‘You take your first look at her, and you know she’s special. She’s bold. She’s beautiful. She’s classy. She has a past. You gaze at her lines and you see she’s fast. She wants to go places. Suddenly you will do anything to go there with her’.
The opening paragraph is taken from promotional material put out by Captain Laurie Gumbs and his partner Deborah Vos, owners and operators of the Anguilla day charter boat Tradition.
Day charter boats once were ten-a-penny in the Caribbean but now setting up a successful day charter business is a challenge. Countries that once turned a blind eye to undocumented boats now vigorously enforce maritime rules and regulations, and it doesn’t end there. Once compliant you have to carve a niche in the market and that can be the toughest job of all.
The story of how Gumbs and Vos began their business should be studied by anyone thinking of entering the day charter trade.
Of all the boats to put into day charter a 37-year-old, 55-foot, traditional wooden sloop is not a logical choice, so why pick such a vessel?
“Because it was red!” Gumbs said. “Because it encompassed everything I loved about boats. Classic. Gaff rigged. Built in the West Indies. The unique West Indian Heritage of a longtime trading vessel.”
A wonderful answer that made me smile, but I knew that purchasing the boat was a tiny step along a bumpy road and it would be a long time before the first charter guests ever walked the boat’s deck. I wasn’t wrong.
“The two greatest difficulties were trying to shoehorn in the commercial requirements while ensuring that the boat retained its originality,” Gumbs said. “I never wanted to lose the authenticity of Tradition, of what she represented as a West Indian Trading Vessel.”
Nice sentiments but they came at a high price.
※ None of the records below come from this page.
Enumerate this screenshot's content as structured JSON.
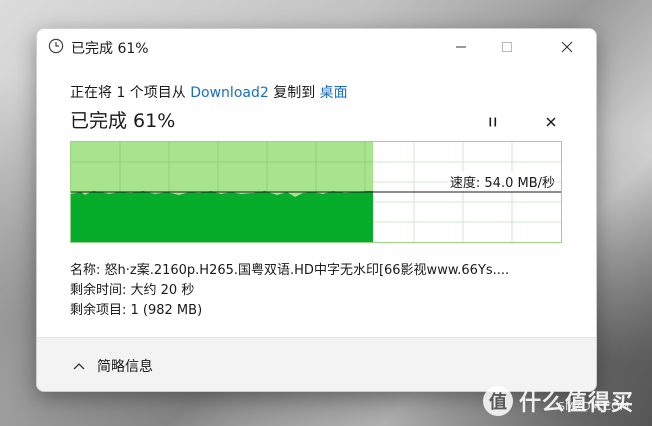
{
  "window": {
    "title": "已完成 61%",
    "icon": "clock-icon"
  },
  "copy": {
    "prefix": "正在将 1 个项目从 ",
    "source": "Download2",
    "middle": " 复制到 ",
    "destination": "桌面"
  },
  "progress": {
    "label": "已完成 61%",
    "percent": 61
  },
  "controls": {
    "pause_icon": "pause-icon",
    "cancel_icon": "close-icon"
  },
  "graph": {
    "speed_label": "速度: 54.0 MB/秒",
    "filled_fraction": 0.61,
    "colors": {
      "fill": "#05ad2a",
      "area": "#a8e38e",
      "grid": "#cfe8c8"
    }
  },
  "info": {
    "name": "名称: 怒h·z案.2160p.H265.国粤双语.HD中字无水印[66影视www.66Ys....",
    "time_remaining": "剩余时间: 大约 20 秒",
    "items_remaining": "剩余项目: 1 (982 MB)"
  },
  "footer": {
    "details_label": "简略信息",
    "chevron_icon": "chevron-up-icon"
  },
  "watermark": {
    "text": "什么值得买",
    "logo": "值",
    "domain": "SMZDM.COM"
  }
}
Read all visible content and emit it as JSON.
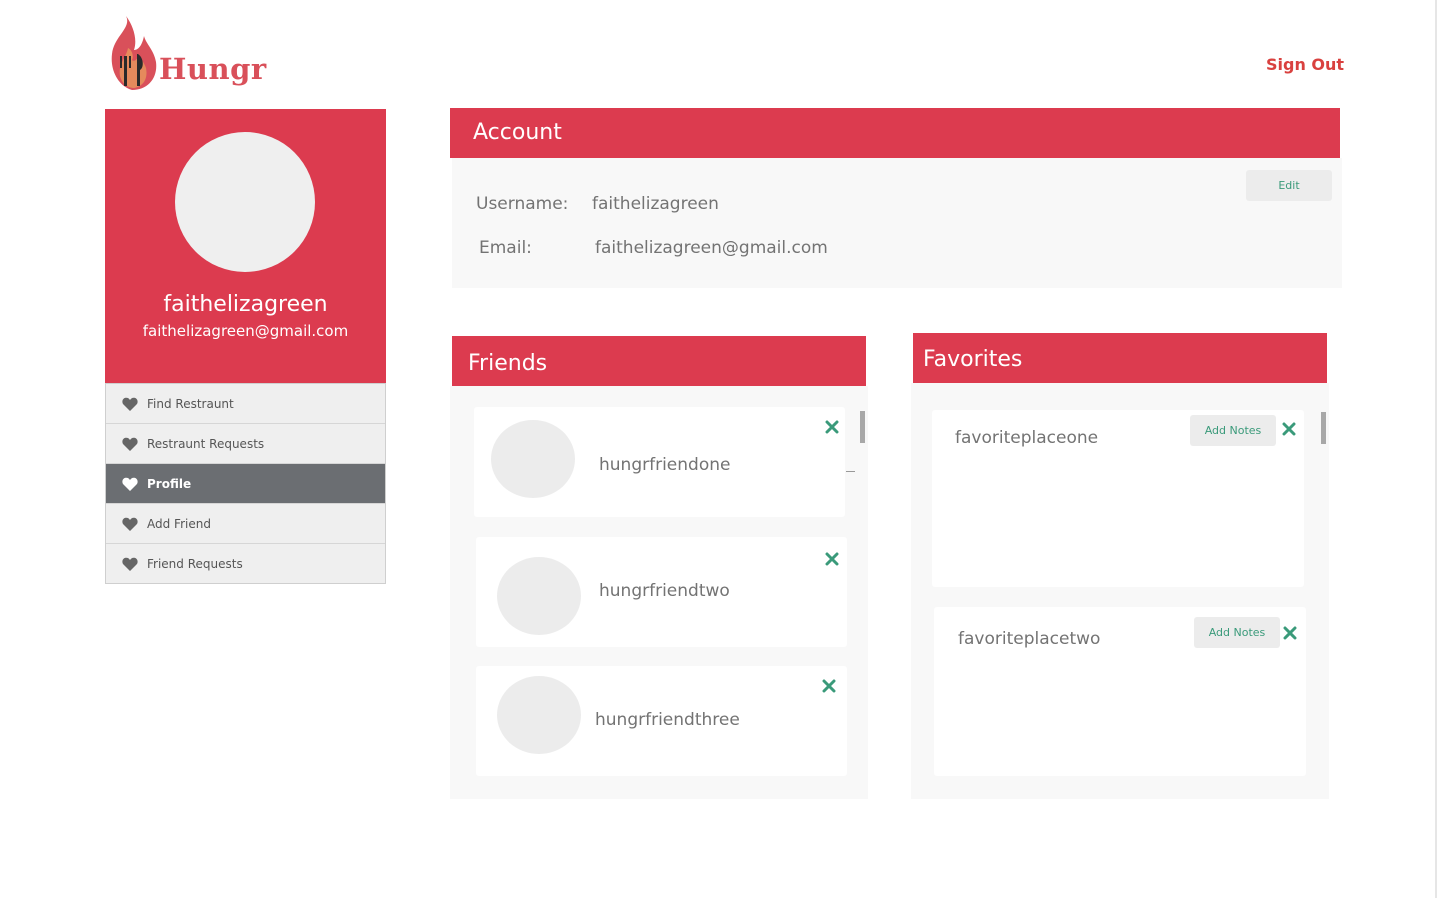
{
  "header": {
    "logo_text": "Hungr",
    "sign_out_label": "Sign Out"
  },
  "profile": {
    "username": "faithelizagreen",
    "email": "faithelizagreen@gmail.com"
  },
  "nav": {
    "items": [
      {
        "label": "Find Restraunt",
        "icon": "heart-icon"
      },
      {
        "label": "Restraunt Requests",
        "icon": "heart-icon"
      },
      {
        "label": "Profile",
        "icon": "heart-icon",
        "active": true
      },
      {
        "label": "Add Friend",
        "icon": "heart-icon"
      },
      {
        "label": "Friend Requests",
        "icon": "heart-icon"
      }
    ]
  },
  "account": {
    "title": "Account",
    "edit_label": "Edit",
    "username_label": "Username:",
    "username_value": "faithelizagreen",
    "email_label": "Email:",
    "email_value": "faithelizagreen@gmail.com"
  },
  "friends": {
    "title": "Friends",
    "items": [
      {
        "name": "hungrfriendone"
      },
      {
        "name": "hungrfriendtwo"
      },
      {
        "name": "hungrfriendthree"
      }
    ]
  },
  "favorites": {
    "title": "Favorites",
    "add_notes_label": "Add Notes",
    "items": [
      {
        "name": "favoriteplaceone"
      },
      {
        "name": "favoriteplacetwo"
      }
    ]
  },
  "colors": {
    "brand_red": "#dc3b4f",
    "accent_green": "#3a9a7a",
    "sign_out": "#d9413f"
  }
}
Wooden boats need specialized care and repair and although they may say they are skilled, not all shipwrights are qualified to work on traditional boats. This was driven home when work on Tradition came to a halt as carpenters, lacking the skills to complete the work they had started, turned a three week haulout into a five month stay on the hard. To solve the problem Gumbs flew in skilled shipwrights from Carriacou to take over the repairs.
“We [Laurie and Deb] painted, sanded, varnished, planed, rigged, sweated, and kept on going,” Gumbs said. “Some days it felt like we were never going to get the boat back in the water. But we were in it for the long haul, and we had this dream of chartering Tradition. We refused to let go of the dream. Together we got through, and while all that time in St. Martin really set us back financially, emotionally, mentally and physically … we kept moving forward. We had to constantly find the money, the energy, and the time. But we did it! And now we’ve just finished our first season and we’re getting a fantastic response about Tradition Sailing Charters. It’s been so incredibly gratifying for us because of all those obstacles we’ve had to overcome to get to this point.”
Once a boat is in good shape and legal it’s time to go to work, but what to offer? Gumbs and Vos already had a lot going for them.
“We offered the experience of authentic West Indian history. A classic West Indian sloop with no winches, no windlasses, a rustic historical Caribbean sailing vessel,” Gumbs said. He added, “We love to sail, we provide exceptional service, and we really care that every guest feels like they’ve truly tasted a little bit of paradise.”
Food and drink are an important part of any day charter. On Tradition, lobster, champagne and fine wines are available. And the boat tailors excursions to individual needs including romantic weddings.
Gumbs and Vos are passionate about what they do and share a genuine love of sailing and the sea. Running a successful day charter business is not for the faint of heart. Captain Gumbs offers the following advice to those wanting to follow in their footsteps.
“Be passionate about providing great service and exceptional experiences. Pay attention to the details of maintaining your boat, of all the safety concerns that come with having guests on board, and of the products you provide. Know that during the ‘season’ you’re probably not going to have much of a life outside of the business. Know also that it is a weather driven business and some weeks you’re going to have to reschedule a number of excursions because it simply is not safe for the boat or your guests to be out on the water. Get enough sleep! And through it all: Love what you do.”
Info: www.tradition-sailing.com. Reservations: 264-476-7245 or [email protected]
Gary E. Brown is the Editorial Director of All At Sea and the author of the thriller/sailing adventure Caribbean High. For information, visit: garyebrown.net